The Beirut municipality’s important decision means that one mile long Ramlet el Baida beach will remain open to all without charge. Refugees and low income Lebanese who cannot afford the high prices demanded by Beirut’s other “private” beaches, some of which illegally deny entrance to foreign domestic workers and certain refugees.
The municipality of Beirut has been lobbied for some time by environmentalist and civil society NGOs to keep it public. The publicity over the 4 Syrian refugee children who were “sold” at Ramlet el Baida and other information provided to Beirut’s Municipal Council is believed to have tipped the scales.
As noted above, this observer credits the 4 Syrian refugee children and the concern over their well-being with influencing Beirut Governor Ziad Chebib’s humanitarian decision.
Feeding Starving Syrian Refugee Children in Beirut
Apart from their physical security, the greatest need of Syrian and other refugee children forced into Lebanon by the war next door is to eliminate malnutrition and lack of regular meals.
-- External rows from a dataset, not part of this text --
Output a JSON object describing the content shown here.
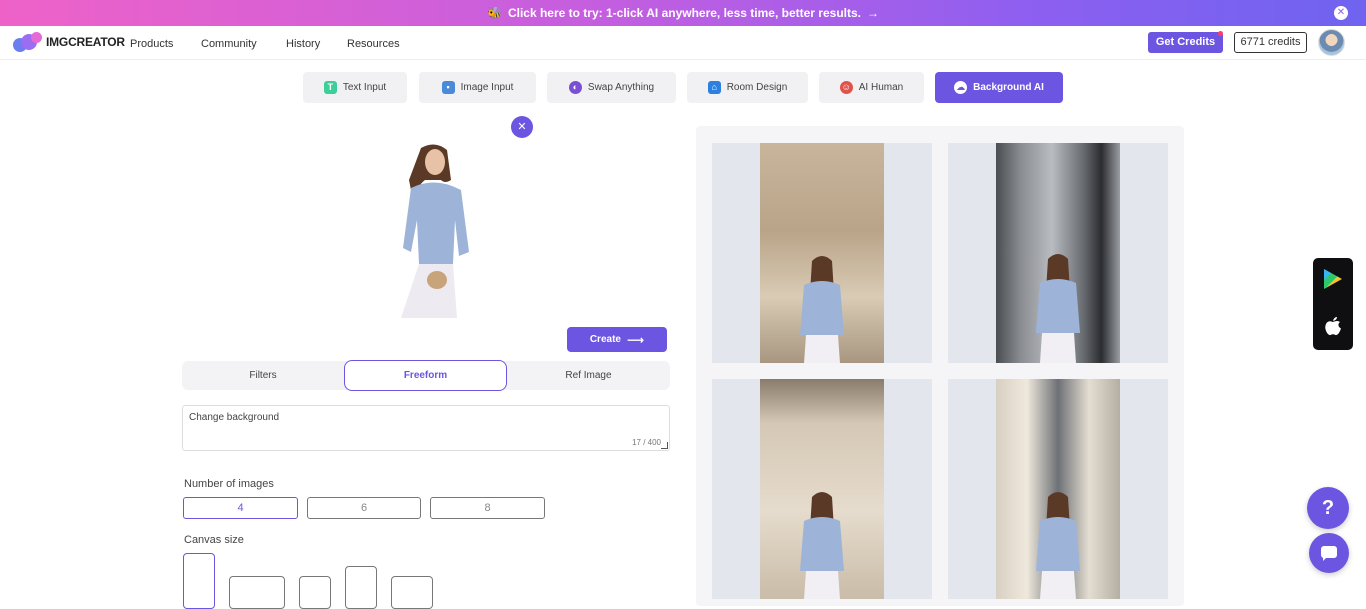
{
  "banner": {
    "text": "Click here to try: 1-click AI anywhere, less time, better results.",
    "arrow": "→",
    "close": "✕"
  },
  "nav": {
    "logo": "IMGCREATOR",
    "links": [
      "Products",
      "Community",
      "History",
      "Resources"
    ],
    "get_credits": "Get Credits",
    "credits": "6771 credits"
  },
  "tabs": [
    {
      "label": "Text Input",
      "icon": "text-icon",
      "icon_color": "#3ccf9a"
    },
    {
      "label": "Image Input",
      "icon": "image-icon",
      "icon_color": "#4a8bd9"
    },
    {
      "label": "Swap Anything",
      "icon": "swap-icon",
      "icon_color": "#7a4fd6"
    },
    {
      "label": "Room Design",
      "icon": "house-icon",
      "icon_color": "#2d7fe0"
    },
    {
      "label": "AI Human",
      "icon": "human-icon",
      "icon_color": "#e0534a"
    },
    {
      "label": "Background AI",
      "icon": "background-icon",
      "icon_color": "#ffffff"
    }
  ],
  "upload": {
    "remove": "✕"
  },
  "create": {
    "label": "Create",
    "arrow": "⟶"
  },
  "modes": [
    "Filters",
    "Freeform",
    "Ref Image"
  ],
  "prompt": {
    "value": "Change background",
    "count": "17 / 400"
  },
  "number_of_images": {
    "label": "Number of images",
    "options": [
      "4",
      "6",
      "8"
    ],
    "selected": "4"
  },
  "canvas_size": {
    "label": "Canvas size"
  },
  "help": {
    "label": "?"
  },
  "colors": {
    "accent": "#6c55e0"
  }
}
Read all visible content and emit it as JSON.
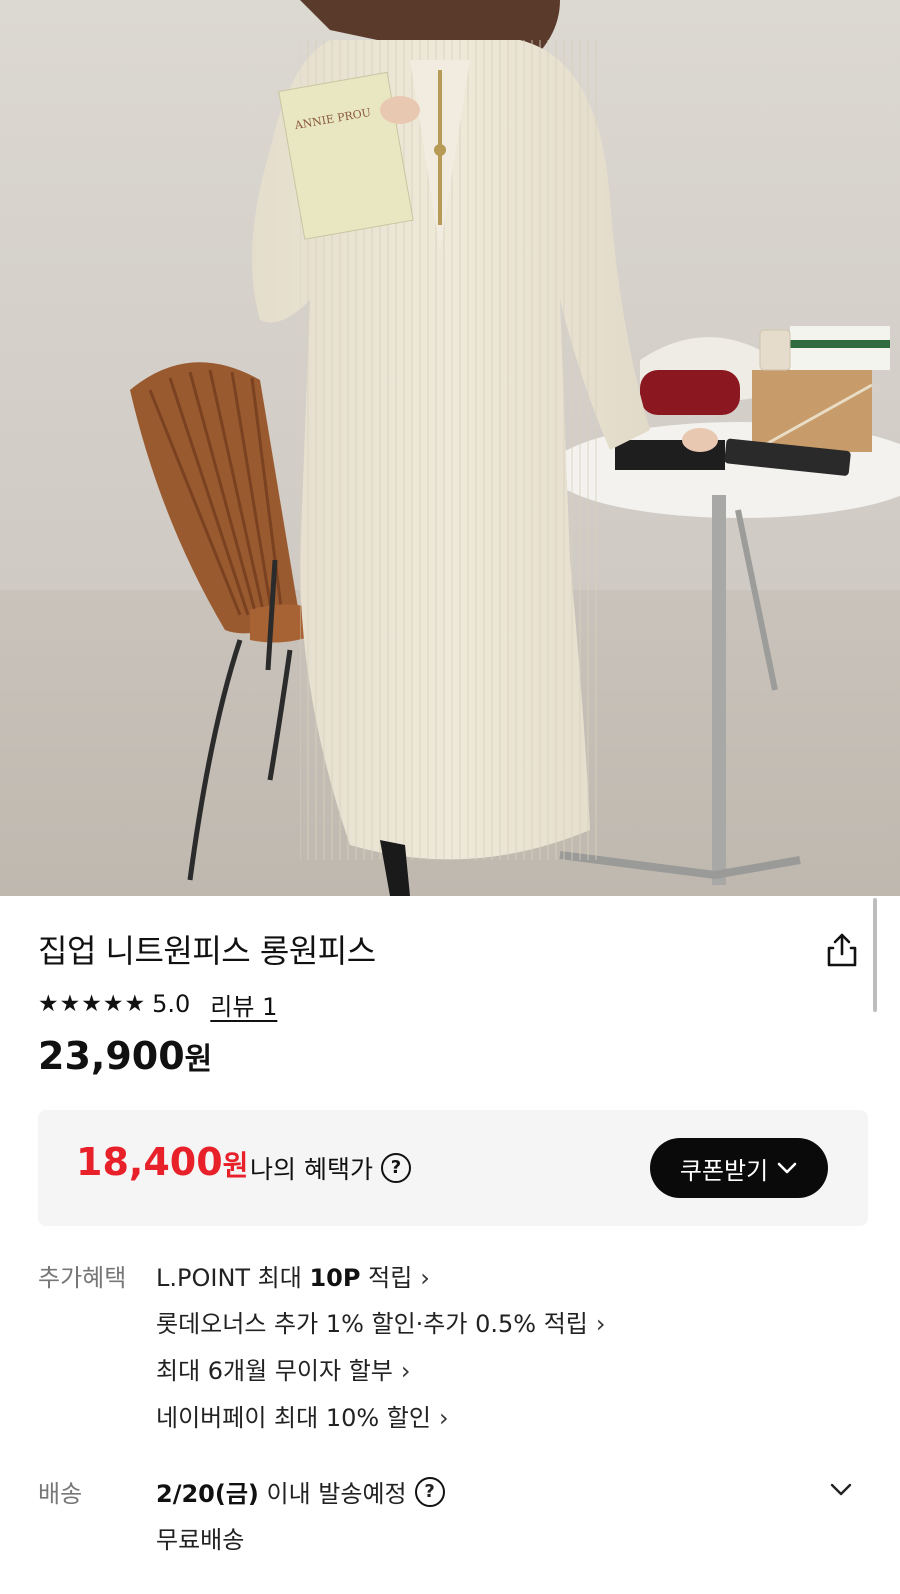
{
  "product": {
    "title": "집업 니트원피스 롱원피스",
    "stars": "★★★★★",
    "rating": "5.0",
    "reviews_label": "리뷰 1",
    "price": "23,900",
    "price_unit": "원"
  },
  "benefit": {
    "sale_price": "18,400",
    "sale_unit": "원",
    "label": "나의 혜택가",
    "coupon_button": "쿠폰받기"
  },
  "extra_benefits": {
    "label": "추가혜택",
    "items": [
      {
        "prefix": "L.POINT 최대 ",
        "bold": "10P",
        "suffix": " 적립"
      },
      {
        "prefix": "롯데오너스 추가 1% 할인·추가 0.5% 적립",
        "bold": "",
        "suffix": ""
      },
      {
        "prefix": "최대 6개월 무이자 할부",
        "bold": "",
        "suffix": ""
      },
      {
        "prefix": "네이버페이 최대 10% 할인",
        "bold": "",
        "suffix": ""
      }
    ]
  },
  "shipping": {
    "label": "배송",
    "date": "2/20(금)",
    "date_suffix": " 이내 발송예정",
    "fee": "무료배송"
  },
  "icons": {
    "share": "share-icon",
    "help": "question-circle-icon",
    "chevron": "chevron-down-icon",
    "arrow": "chevron-right-icon"
  },
  "colors": {
    "sale_red": "#e8202a",
    "button_black": "#0a0a0a",
    "box_gray": "#f5f5f5"
  }
}
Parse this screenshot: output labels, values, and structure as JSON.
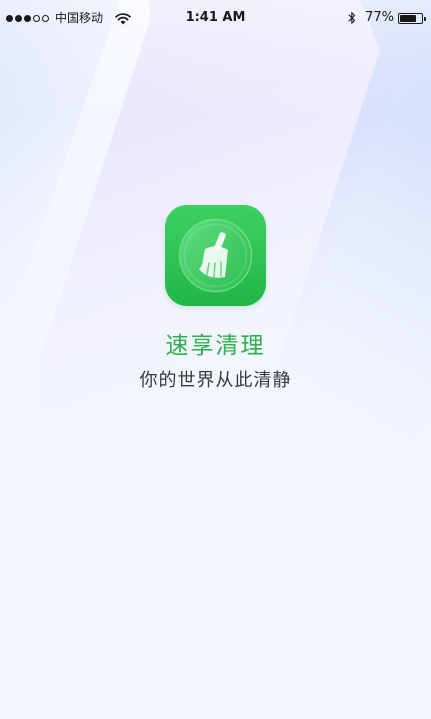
{
  "status_bar": {
    "carrier": "中国移动",
    "time": "1:41 AM",
    "battery_percent": "77%",
    "battery_level": 0.77,
    "signal_bars_filled": 3,
    "signal_bars_total": 5,
    "icons": [
      "wifi-icon",
      "bluetooth-icon",
      "battery-icon"
    ]
  },
  "splash": {
    "app_name": "速享清理",
    "tagline": "你的世界从此清静",
    "icon": "broom-icon"
  },
  "colors": {
    "brand_green": "#2bb24c",
    "icon_green": "#30c255",
    "text_dark": "#3a3a3a",
    "background": "#f4f7ff"
  }
}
Yet again, the four Syrian children have made a difference because their plight was instrumental in establishing the NGO Meals for Syrian Refugee Children in Lebanon (MSRCL). This initiative can be examined and joined on http://mealsforsyrianrefugeechildrenlebanon.com.
A late April MSRCL meal distribution event in South Beirut for hundreds of Syrian and Palestinian children.
Organizing even one meal for a starving Syrian or Palestinian refugee child–or for any malnourished youngster displaced by the war in Syria isn’t everything that matters right now in this region. For many of those working among them and to feed them it’s the only thing that matters.
Until the precious ones can return home.
To provide a meal to a Syrian refugee child in Lebanon: Please visit: